● Work required:
From the first line to the last, repeat the data exactly but leave out the pictures.

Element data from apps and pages

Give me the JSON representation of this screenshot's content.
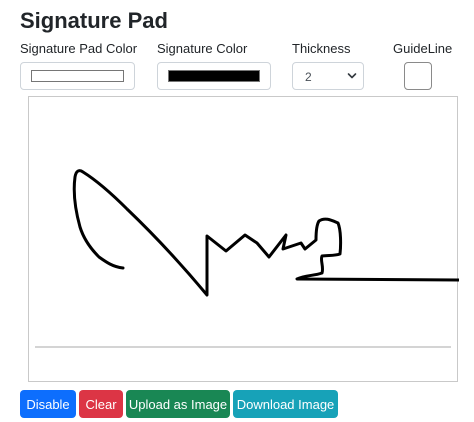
{
  "page": {
    "title": "Signature Pad"
  },
  "controls": {
    "pad_color_label": "Signature Pad Color",
    "pad_color_value": "#ffffff",
    "sig_color_label": "Signature Color",
    "sig_color_value": "#000000",
    "thickness_label": "Thickness",
    "thickness_value": "2",
    "guideline_label": "GuideLine",
    "guideline_checked": false
  },
  "buttons": {
    "disable": "Disable",
    "clear": "Clear",
    "upload": "Upload as Image",
    "download": "Download Image"
  },
  "colors": {
    "primary": "#0d6efd",
    "danger": "#dc3545",
    "success": "#198754",
    "info": "#17a2b8"
  }
}
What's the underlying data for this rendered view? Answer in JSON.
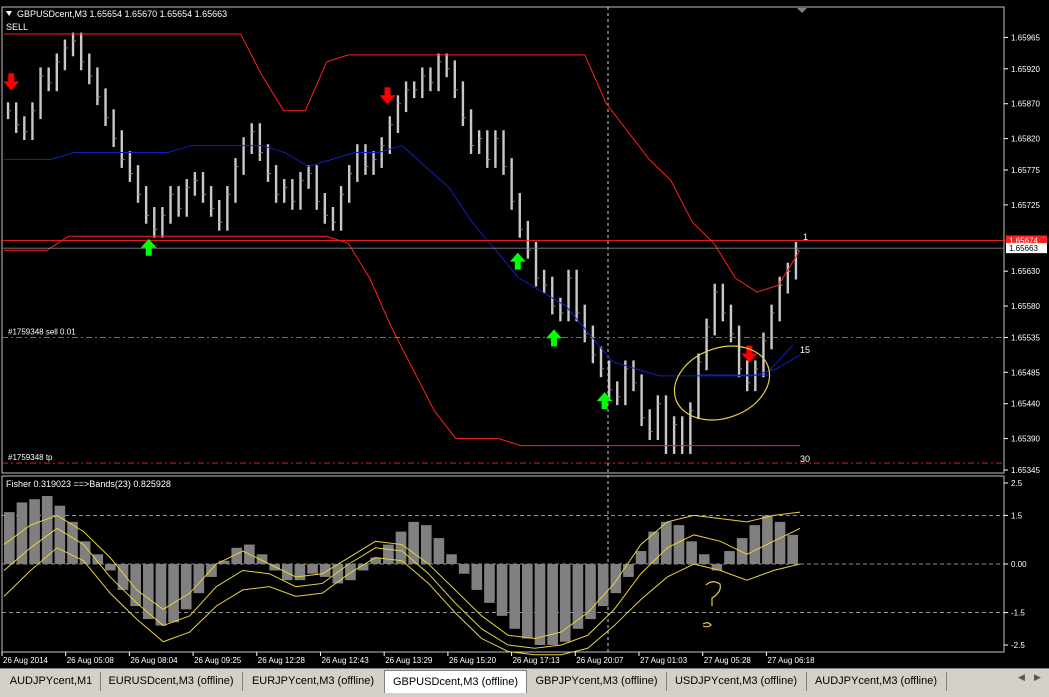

● Task response:
Give me the JSON representation of this screenshot's content.
{
  "page": {
    "title": "Signature Pad"
  },
  "controls": {
    "pad_color_label": "Signature Pad Color",
    "pad_color_value": "#ffffff",
    "sig_color_label": "Signature Color",
    "sig_color_value": "#000000",
    "thickness_label": "Thickness",
    "thickness_value": "2",
    "guideline_label": "GuideLine",
    "guideline_checked": false
  },
  "buttons": {
    "disable": "Disable",
    "clear": "Clear",
    "upload": "Upload as Image",
    "download": "Download Image"
  },
  "colors": {
    "primary": "#0d6efd",
    "danger": "#dc3545",
    "success": "#198754",
    "info": "#17a2b8"
  }
}
What's the underlying data for this rendered view? Answer in JSON.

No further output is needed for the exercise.